The International Society for the Advancement of Aardvark Awareness
Today we are going to explore a peculiar phenomenon that has been rampant throughout the echelons of polite society in nearly every civilization in recorded history. It has been particularly noticeable in those cultures with a penchant for celebration and excess. We are talking about the quest for the elusive "successful party."
Have you ever wondered how people known for throwing great parties always manage to get important guests to attend? If most of us threw, let's say, a birthday party for ourselves and invited all the movers and shakers we know or know of, and told them that gifts were not required, just come and enjoy themselves, would they actually show up? Let's be honest now - probably not. Our birthday parties more than likely wouldn't rate a place on the marquee at Chuck E. Cheese even if we ordered the super-deluxe-party-package complete with clown and live circus animals. However, this can change - it is possible if you follow these simple instructions.
The difference between party success and failure is in the theme. Every good party must have the right theme. Years ago, all it took was free food and drinks and the world would beat down your door. Then the themes started creeping in. You had to dream up an inventive theme before anyone would attend. Some didn't make sense. People in the Midwest threw shipwreck parties where there wasn't a lake, let alone an ocean.
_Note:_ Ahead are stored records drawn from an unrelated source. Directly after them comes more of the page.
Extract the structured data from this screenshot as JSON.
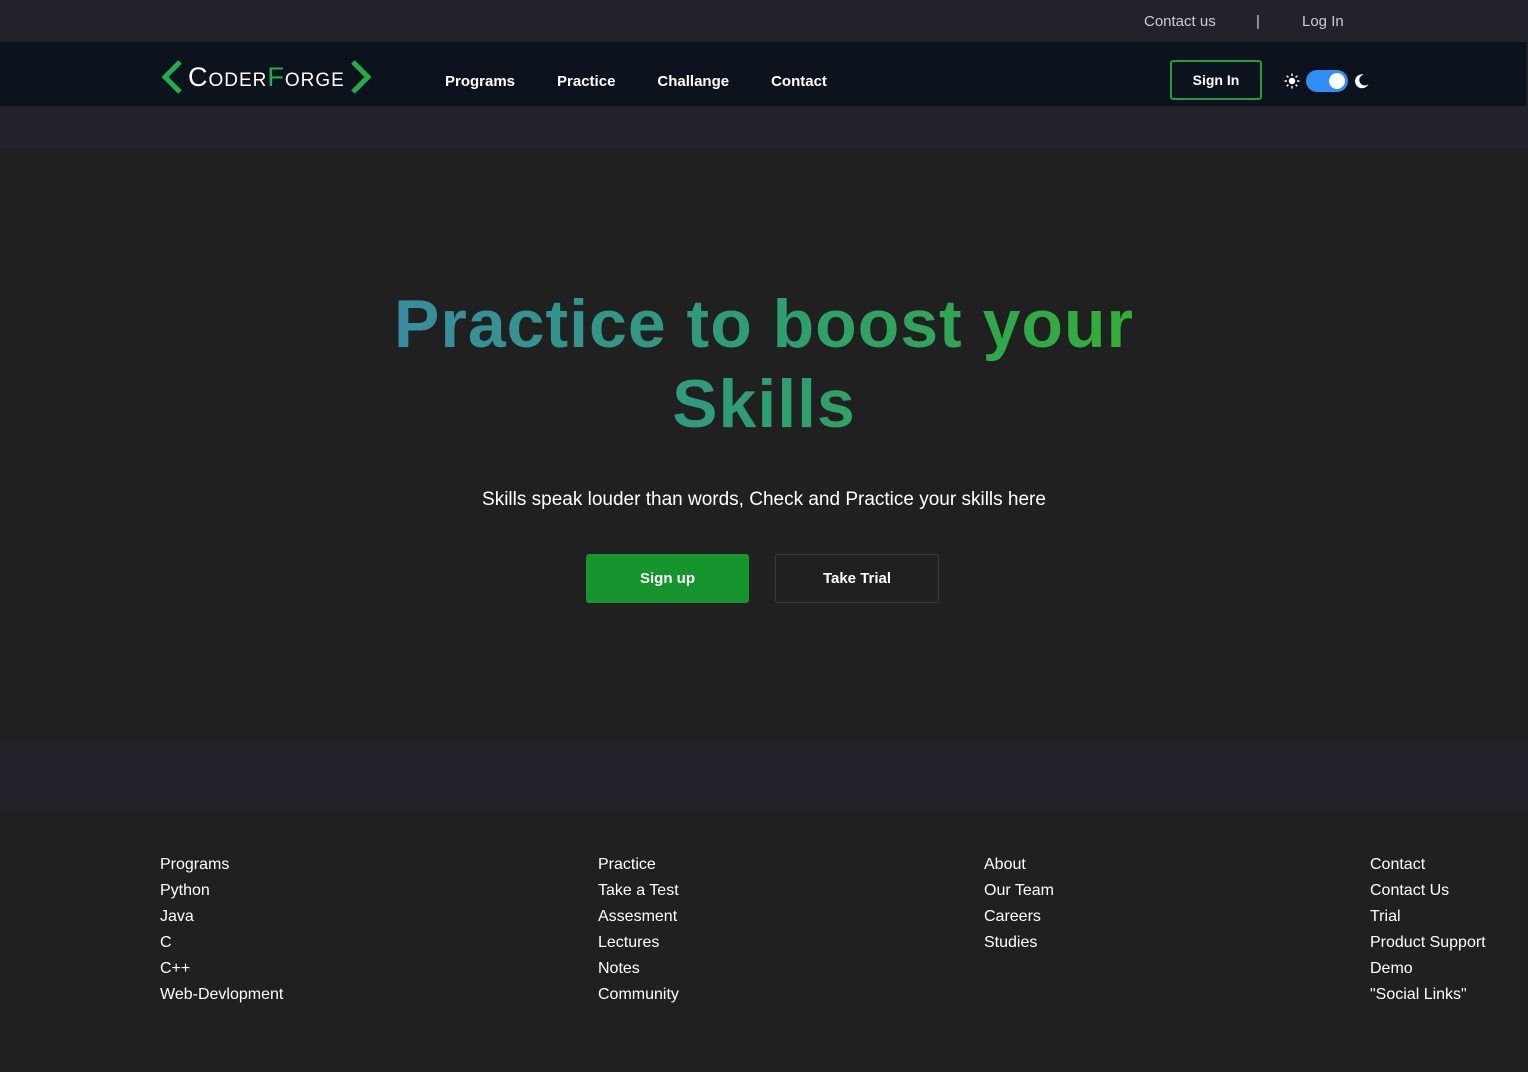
{
  "topbar": {
    "contact_us": "Contact us",
    "separator": "|",
    "log_in": "Log In"
  },
  "brand": {
    "name_part1": "Coder",
    "name_part2": "F",
    "name_part3": "orge",
    "accent_color": "#1fae4a"
  },
  "nav": {
    "items": [
      {
        "label": "Programs"
      },
      {
        "label": "Practice"
      },
      {
        "label": "Challange"
      },
      {
        "label": "Contact"
      }
    ],
    "sign_in": "Sign In",
    "theme_toggle": {
      "state": "on",
      "light_icon": "sun-icon",
      "dark_icon": "moon-icon",
      "color": "#2f8ef3"
    }
  },
  "hero": {
    "title_line1": "Practice to boost your",
    "title_line2": "Skills",
    "subtitle": "Skills speak louder than words, Check and Practice your skills here",
    "signup_label": "Sign up",
    "trial_label": "Take Trial",
    "primary_color": "#16942e"
  },
  "footer": {
    "columns": [
      {
        "heading": "Programs",
        "links": [
          "Python",
          "Java",
          "C",
          "C++",
          "Web-Devlopment"
        ]
      },
      {
        "heading": "Practice",
        "links": [
          "Take a Test",
          "Assesment",
          "Lectures",
          "Notes",
          "Community"
        ]
      },
      {
        "heading": "About",
        "links": [
          "Our Team",
          "Careers",
          "Studies"
        ]
      },
      {
        "heading": "Contact",
        "links": [
          "Contact Us",
          "Trial",
          "Product Support",
          "Demo",
          "\"Social Links\""
        ]
      }
    ]
  }
}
The idea was to pretend that you were on a ship that ran aground on a desert island and you couldn't leave for three days. That way the party could last all weekend. Not a bad idea if you don't mind enthusiastic strangers destroying your house for three days. The southern coastal states were famous for hurricane parties. Celebrity guests mingling with tourists at hotels made national news. Unfortunately, the severity of today's storms is prohibitive for a truly festive atmosphere.
Then, party themes took a strange turn; throwing a party just for the sake of having a good time became much too crass. Parties had to have a purpose before the beautiful people would attend. They needed to support a cause.
Before the turn of the 21st century, diseases were popular. If you threw a benefit for a rare disease that nobody, including doctors, ever heard of but sounded really scary - that could be the event of the year. The diseases had to have names like "nosayuckaphobia" or "subdermalhyperhalitosis," or something else so disgusting and strange that anyone stricken with the illness couldn't possibly describe the symptoms in mixed company. That trend, however, has changed. Today's popular charitable causes support extraordinarily weird animals and environmental issues. Nonetheless, your chances of festive success still rely on how compelling and newsworthy your cause of choice may be. Today's partygoer is concerned to the extreme about being associated with charities that matter.
To assist our faithful readers in attaining social notoriety, our crack team of researchers clandestinely penetrated the closelyguarded world of party planners. The reconnaissance mission revealed the consummate organization that supports the ideal animal to fulfill the needs of those with a desire to experience celebratory achievement.
If you hold a benefit for the International Society for the Advancement of Aardvark Awareness, the chances of finding yourself on the next social register will increase tenfold. Should you be confronted with a concerned philanthropist at your gala affair, you will be able to support the aardvark issue on either side of the argument with ease. If said do-gooder tells you that he has never even seen an aardvark in the area, you can say, "All the more reason why we should double our efforts. They are on the brink of the endangered species list in these parts." If the argument questions the need for aardvarks because we have neither a termite nor an ant problem, you can say, "That's why we must continue giving them our undying
support. Look at the marvelous job they're doing." Unlike their counterpart, the South American Anteater, aardvarks are cute, unobtrusive, and are not known for carrying objectionable diseases. They would be assets to any community if we encouraged them to establish a nearby habitat.
Why a silly theme like this will work is beyond my realm of comprehension. It must be part of that system I can't understand. Anyway, if you are successful, and are in need of a subsequent party to keep the social calendar rolling, informed sources claim that the platypus is slated for top billing in the very near future.